Estonia’s Spring Storm (Kevadtorm) large-scale military training exercise, including 5,000 Estonian and 2,000 Allied forces, concluded with a week of live-fire shooting drills by various branches of arms. In addition to Estonian active duty personnel, the exercise saw the participation of reservists and conscripts. During the Spring Storm’s live-fire portion held at the central training area of the Estonian Defence Forces (EDF) and near Rutja on the country’s north in the first week of June, almost all types of Estonian and Allied weapons were fired. The primary aim of the exercise was to train the operational structure of EDF to perform their wartime tasks.
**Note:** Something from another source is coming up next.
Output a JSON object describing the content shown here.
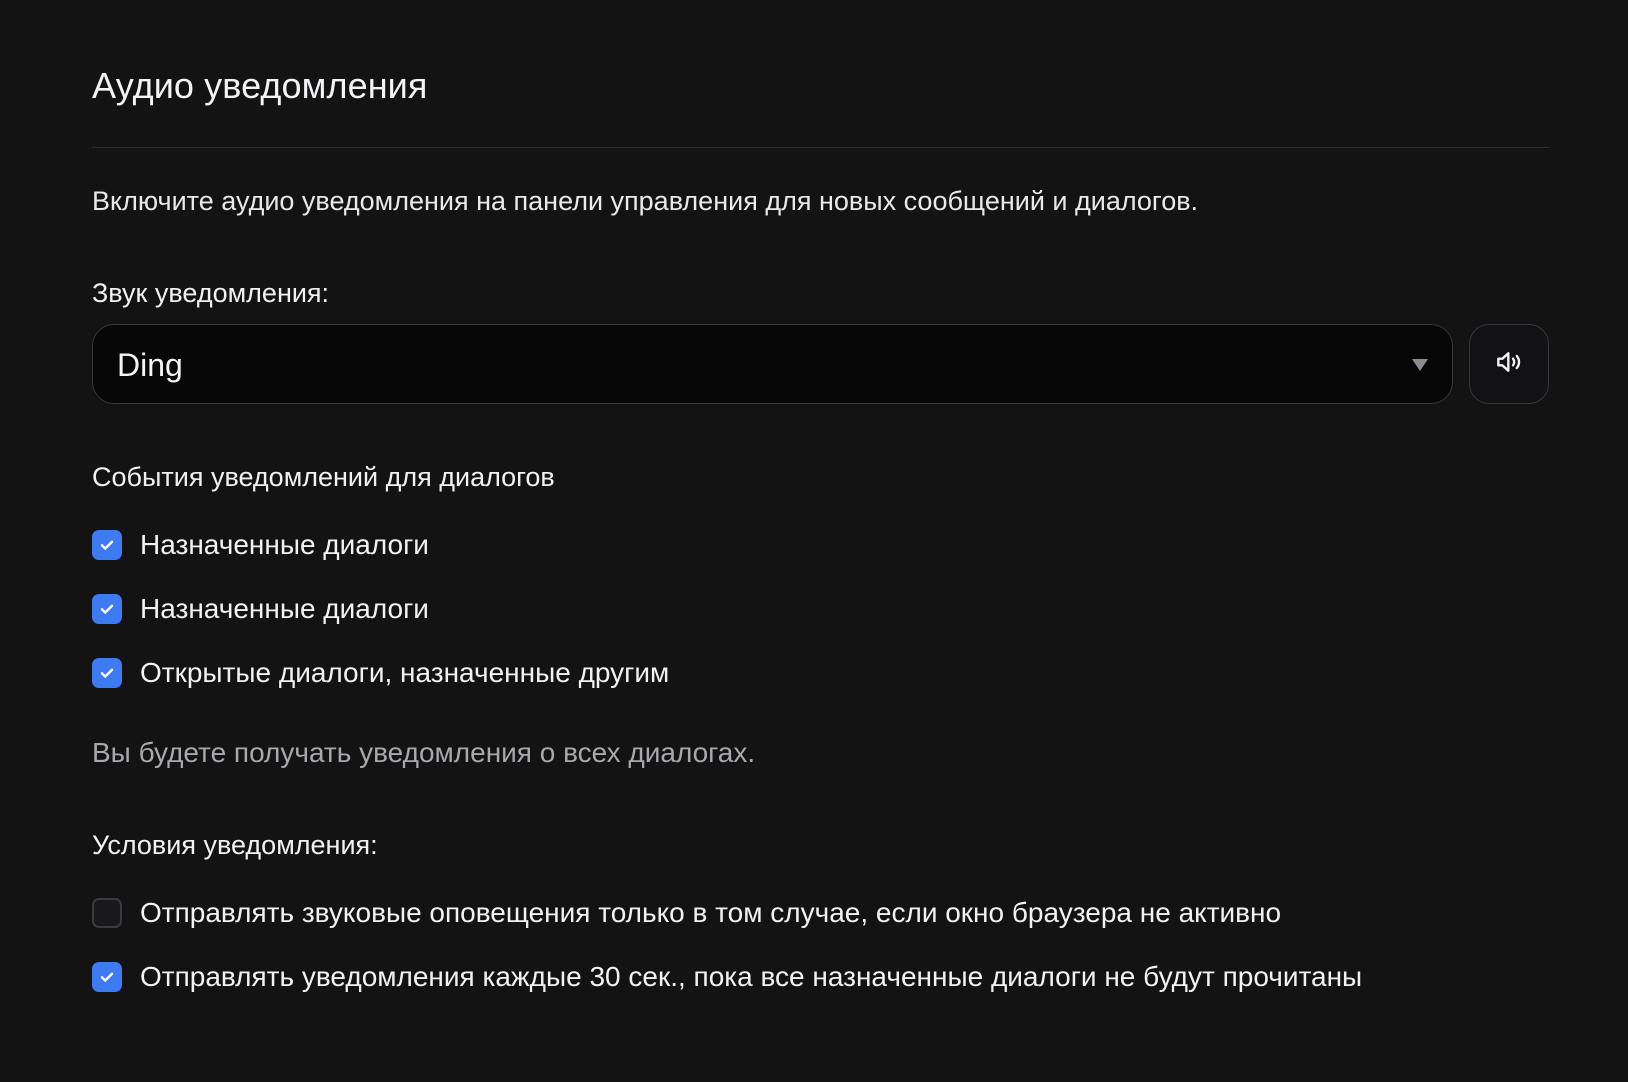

Spring Storm as a notable success in all its parts despite certain challenges and coronavirus-related restrictions. The exercise culminated with tactical live-fire shooting drills organized by the 1st Infantry Brigade. Future reservists of the 22nd the 12th Infantry Battalions had to plan and execute combat missions while on the defensive, conducting ambushes and counter-attacks. Alongside the Estonian brigades’ the exercise involved UK and US helicopters, a Latvian mortar platoon, Polish forces, the British-led eFP Battle Group and, as fire control personnel, the Estonian Defence League (Kaitseliit) and reservists.
During the first week of Spring Storm which started on May 17, anti-airborne combat techniques and tactics were rehearsed by the Kalev Infantry Battalion, wheres members of the 22nd Infantry Battalion and the 17th Combat Engineer Battalion were responsible for preparing defensive positions. The phase of battle operations, which kicked off on May 24, saw all involved troops fighting against larger bridage-size formations in a wider battle environment. Along with Allies providing close air support, units from the two Estonian brigades played their own adversaries in order to check the level of training of their conscripts and active duty personnel.
The Browning M2 heavy machine gun, the ZU-23-2 23 mm anti-aircraft gun, the Mistral and HVM anti-aircraft missile systems and Hellfire missiles fired from AH-64 Apache attack helicopters were used to destroy both flying and sea-based targets. The Estonian Navy supported the shooting exercises by launching waterborne targets from a warship into the target area. Spring Storm also reached Hiiumaa, the country’s second largest island, where the Estonian naval formations practiced coastal defence in cooperation with the Polish Allies, who deployed their naval missile unit with three launchers in support of the exercise.